Work task » Out of the lines below, please list those that hold the string "body".

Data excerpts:
+---+

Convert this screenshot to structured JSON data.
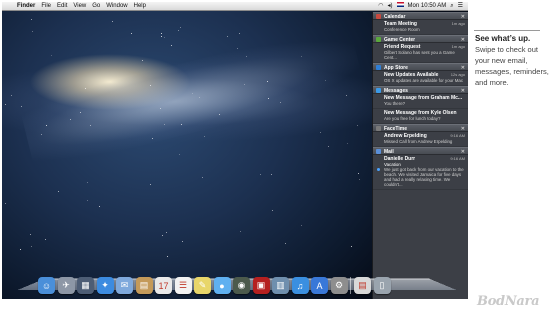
{
  "menubar": {
    "apple": "",
    "items": [
      "Finder",
      "File",
      "Edit",
      "View",
      "Go",
      "Window",
      "Help"
    ],
    "status_icons": [
      "wifi-icon",
      "volume-icon",
      "flag-icon"
    ],
    "clock": "Mon 10:50 AM"
  },
  "notification_center": {
    "sections": [
      {
        "app": "Calendar",
        "icon": "calendar-icon",
        "color": "#c94a3f",
        "items": [
          {
            "title": "Team Meeting",
            "ago": "1m ago",
            "body": "Conference Room"
          }
        ]
      },
      {
        "app": "Game Center",
        "icon": "game-center-icon",
        "color": "#5aa83c",
        "items": [
          {
            "title": "Friend Request",
            "ago": "1m ago",
            "body": "Gilbert Solano has sent you a Game Cent..."
          }
        ]
      },
      {
        "app": "App Store",
        "icon": "app-store-icon",
        "color": "#2f7fd6",
        "items": [
          {
            "title": "New Updates Available",
            "ago": "12s ago",
            "body": "OS X updates are available for your Mac"
          }
        ]
      },
      {
        "app": "Messages",
        "icon": "messages-icon",
        "color": "#3b9ae8",
        "items": [
          {
            "title": "New Message from Graham Mc...",
            "ago": "",
            "body": "You there?"
          },
          {
            "title": "New Message from Kyle Olsen",
            "ago": "",
            "body": "Are you free for lunch today?"
          }
        ]
      },
      {
        "app": "FaceTime",
        "icon": "facetime-icon",
        "color": "#7a7a7a",
        "items": [
          {
            "title": "Andrew Erpelding",
            "ago": "9:16 AM",
            "body": "Missed Call from Andrew Erpelding"
          }
        ]
      },
      {
        "app": "Mail",
        "icon": "mail-icon",
        "color": "#5a8fd8",
        "items": [
          {
            "title": "Danielle Durr",
            "ago": "9:16 AM",
            "subtitle": "Vacation",
            "body": "We just got back from our vacation to the beach. We visited Jamaica for five days and had a really relaxing time. We couldn't...",
            "unread": true
          }
        ]
      }
    ]
  },
  "dock": {
    "apps": [
      {
        "name": "finder-icon",
        "glyph": "☺",
        "color": "#4a8fd9"
      },
      {
        "name": "launchpad-icon",
        "glyph": "✈",
        "color": "#8d97a6"
      },
      {
        "name": "mission-control-icon",
        "glyph": "▦",
        "color": "#4d5d75"
      },
      {
        "name": "safari-icon",
        "glyph": "✦",
        "color": "#3c8be0"
      },
      {
        "name": "mail-app-icon",
        "glyph": "✉",
        "color": "#7fa9dc"
      },
      {
        "name": "contacts-icon",
        "glyph": "▤",
        "color": "#c49a5a"
      },
      {
        "name": "calendar-app-icon",
        "glyph": "17",
        "color": "#e9e9e9"
      },
      {
        "name": "reminders-icon",
        "glyph": "☰",
        "color": "#f2f2f2"
      },
      {
        "name": "notes-icon",
        "glyph": "✎",
        "color": "#e8d66a"
      },
      {
        "name": "messages-app-icon",
        "glyph": "●",
        "color": "#5fb0f0"
      },
      {
        "name": "facetime-app-icon",
        "glyph": "◉",
        "color": "#4c5a4c"
      },
      {
        "name": "photo-booth-icon",
        "glyph": "▣",
        "color": "#b52020"
      },
      {
        "name": "iphoto-icon",
        "glyph": "▥",
        "color": "#6f8fae"
      },
      {
        "name": "itunes-icon",
        "glyph": "♫",
        "color": "#3a8fe0"
      },
      {
        "name": "app-store-app-icon",
        "glyph": "A",
        "color": "#3978d8"
      },
      {
        "name": "system-preferences-icon",
        "glyph": "⚙",
        "color": "#8e8e8e"
      }
    ],
    "stacks": [
      {
        "name": "documents-icon",
        "glyph": "▤",
        "color": "#d8d8d8"
      },
      {
        "name": "trash-icon",
        "glyph": "▯",
        "color": "#9aa4ae"
      }
    ]
  },
  "caption": {
    "title": "See what’s up.",
    "body": "Swipe to check out your new email, messages, reminders, and more."
  },
  "watermark": "BodNara"
}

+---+

Reply »
            "body": "Conference Room"
            "body": "Gilbert Solano has sent you a Game Cent..."
            "body": "OS X updates are available for your Mac"
            "body": "You there?"
            "body": "Are you free for lunch today?"
            "body": "Missed Call from Andrew Erpelding"
            "body": "We just got back from our vacation to the beach. We visited Jamaica for five days and had a really relaxing time. We couldn't...",
    "body": "Swipe to check out your new email, messages, reminders, and more."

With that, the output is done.